> _Task to complete_
Nothing in the records should change; write them all out exactly.
==== Listed records ====
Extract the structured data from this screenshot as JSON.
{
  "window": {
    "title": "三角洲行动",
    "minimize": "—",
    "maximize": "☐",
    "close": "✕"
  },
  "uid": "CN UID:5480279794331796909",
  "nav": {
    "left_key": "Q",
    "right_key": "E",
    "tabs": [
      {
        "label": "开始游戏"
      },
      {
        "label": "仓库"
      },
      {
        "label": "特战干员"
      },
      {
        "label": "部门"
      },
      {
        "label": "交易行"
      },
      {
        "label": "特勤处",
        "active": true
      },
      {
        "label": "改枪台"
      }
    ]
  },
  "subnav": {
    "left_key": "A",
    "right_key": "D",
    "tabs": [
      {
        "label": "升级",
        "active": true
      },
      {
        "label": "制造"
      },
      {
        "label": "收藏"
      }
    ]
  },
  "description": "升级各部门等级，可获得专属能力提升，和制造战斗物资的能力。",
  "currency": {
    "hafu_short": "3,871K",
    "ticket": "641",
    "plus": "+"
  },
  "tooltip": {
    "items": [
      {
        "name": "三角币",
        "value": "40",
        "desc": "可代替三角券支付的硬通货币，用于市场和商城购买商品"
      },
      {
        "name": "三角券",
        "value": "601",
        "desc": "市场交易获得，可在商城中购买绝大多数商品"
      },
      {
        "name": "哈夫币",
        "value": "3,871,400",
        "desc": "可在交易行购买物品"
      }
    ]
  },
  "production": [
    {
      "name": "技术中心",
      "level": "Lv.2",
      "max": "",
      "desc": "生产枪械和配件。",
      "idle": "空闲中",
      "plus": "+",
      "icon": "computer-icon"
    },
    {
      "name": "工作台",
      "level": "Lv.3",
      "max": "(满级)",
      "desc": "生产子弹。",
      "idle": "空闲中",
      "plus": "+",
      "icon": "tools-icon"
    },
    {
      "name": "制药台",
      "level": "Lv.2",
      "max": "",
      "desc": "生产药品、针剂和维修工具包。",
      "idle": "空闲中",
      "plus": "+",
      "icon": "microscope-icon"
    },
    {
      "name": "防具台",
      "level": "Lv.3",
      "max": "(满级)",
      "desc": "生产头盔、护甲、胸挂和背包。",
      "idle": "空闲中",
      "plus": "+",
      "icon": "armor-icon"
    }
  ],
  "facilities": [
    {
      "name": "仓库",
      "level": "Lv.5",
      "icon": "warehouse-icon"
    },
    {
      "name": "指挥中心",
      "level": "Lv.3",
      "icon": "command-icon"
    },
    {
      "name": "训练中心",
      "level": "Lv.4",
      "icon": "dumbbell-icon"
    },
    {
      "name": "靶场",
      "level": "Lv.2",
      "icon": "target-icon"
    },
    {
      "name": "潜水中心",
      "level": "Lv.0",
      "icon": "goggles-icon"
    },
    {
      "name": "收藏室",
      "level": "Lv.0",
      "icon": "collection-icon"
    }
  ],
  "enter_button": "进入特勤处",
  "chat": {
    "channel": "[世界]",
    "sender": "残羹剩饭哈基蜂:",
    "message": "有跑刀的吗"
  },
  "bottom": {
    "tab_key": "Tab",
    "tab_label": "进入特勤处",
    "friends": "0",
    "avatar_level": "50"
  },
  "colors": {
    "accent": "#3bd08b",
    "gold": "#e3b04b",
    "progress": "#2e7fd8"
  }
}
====
> _Written reply_
Extract the structured data from this screenshot as JSON.
{
  "window": {
    "title": "三角洲行动",
    "minimize": "—",
    "maximize": "☐",
    "close": "✕"
  },
  "uid": "CN UID:5480279794331796909",
  "nav": {
    "left_key": "Q",
    "right_key": "E",
    "tabs": [
      {
        "label": "开始游戏"
      },
      {
        "label": "仓库"
      },
      {
        "label": "特战干员"
      },
      {
        "label": "部门"
      },
      {
        "label": "交易行"
      },
      {
        "label": "特勤处",
        "active": true
      },
      {
        "label": "改枪台"
      }
    ]
  },
  "subnav": {
    "left_key": "A",
    "right_key": "D",
    "tabs": [
      {
        "label": "升级",
        "active": true
      },
      {
        "label": "制造"
      },
      {
        "label": "收藏"
      }
    ]
  },
  "description": "升级各部门等级，可获得专属能力提升，和制造战斗物资的能力。",
  "currency": {
    "hafu_short": "3,871K",
    "ticket": "641",
    "plus": "+"
  },
  "tooltip": {
    "items": [
      {
        "name": "三角币",
        "value": "40",
        "desc": "可代替三角券支付的硬通货币，用于市场和商城购买商品"
      },
      {
        "name": "三角券",
        "value": "601",
        "desc": "市场交易获得，可在商城中购买绝大多数商品"
      },
      {
        "name": "哈夫币",
        "value": "3,871,400",
        "desc": "可在交易行购买物品"
      }
    ]
  },
  "production": [
    {
      "name": "技术中心",
      "level": "Lv.2",
      "max": "",
      "desc": "生产枪械和配件。",
      "idle": "空闲中",
      "plus": "+",
      "icon": "computer-icon"
    },
    {
      "name": "工作台",
      "level": "Lv.3",
      "max": "(满级)",
      "desc": "生产子弹。",
      "idle": "空闲中",
      "plus": "+",
      "icon": "tools-icon"
    },
    {
      "name": "制药台",
      "level": "Lv.2",
      "max": "",
      "desc": "生产药品、针剂和维修工具包。",
      "idle": "空闲中",
      "plus": "+",
      "icon": "microscope-icon"
    },
    {
      "name": "防具台",
      "level": "Lv.3",
      "max": "(满级)",
      "desc": "生产头盔、护甲、胸挂和背包。",
      "idle": "空闲中",
      "plus": "+",
      "icon": "armor-icon"
    }
  ],
  "facilities": [
    {
      "name": "仓库",
      "level": "Lv.5",
      "icon": "warehouse-icon"
    },
    {
      "name": "指挥中心",
      "level": "Lv.3",
      "icon": "command-icon"
    },
    {
      "name": "训练中心",
      "level": "Lv.4",
      "icon": "dumbbell-icon"
    },
    {
      "name": "靶场",
      "level": "Lv.2",
      "icon": "target-icon"
    },
    {
      "name": "潜水中心",
      "level": "Lv.0",
      "icon": "goggles-icon"
    },
    {
      "name": "收藏室",
      "level": "Lv.0",
      "icon": "collection-icon"
    }
  ],
  "enter_button": "进入特勤处",
  "chat": {
    "channel": "[世界]",
    "sender": "残羹剩饭哈基蜂:",
    "message": "有跑刀的吗"
  },
  "bottom": {
    "tab_key": "Tab",
    "tab_label": "进入特勤处",
    "friends": "0",
    "avatar_level": "50"
  },
  "colors": {
    "accent": "#3bd08b",
    "gold": "#e3b04b",
    "progress": "#2e7fd8"
  }
}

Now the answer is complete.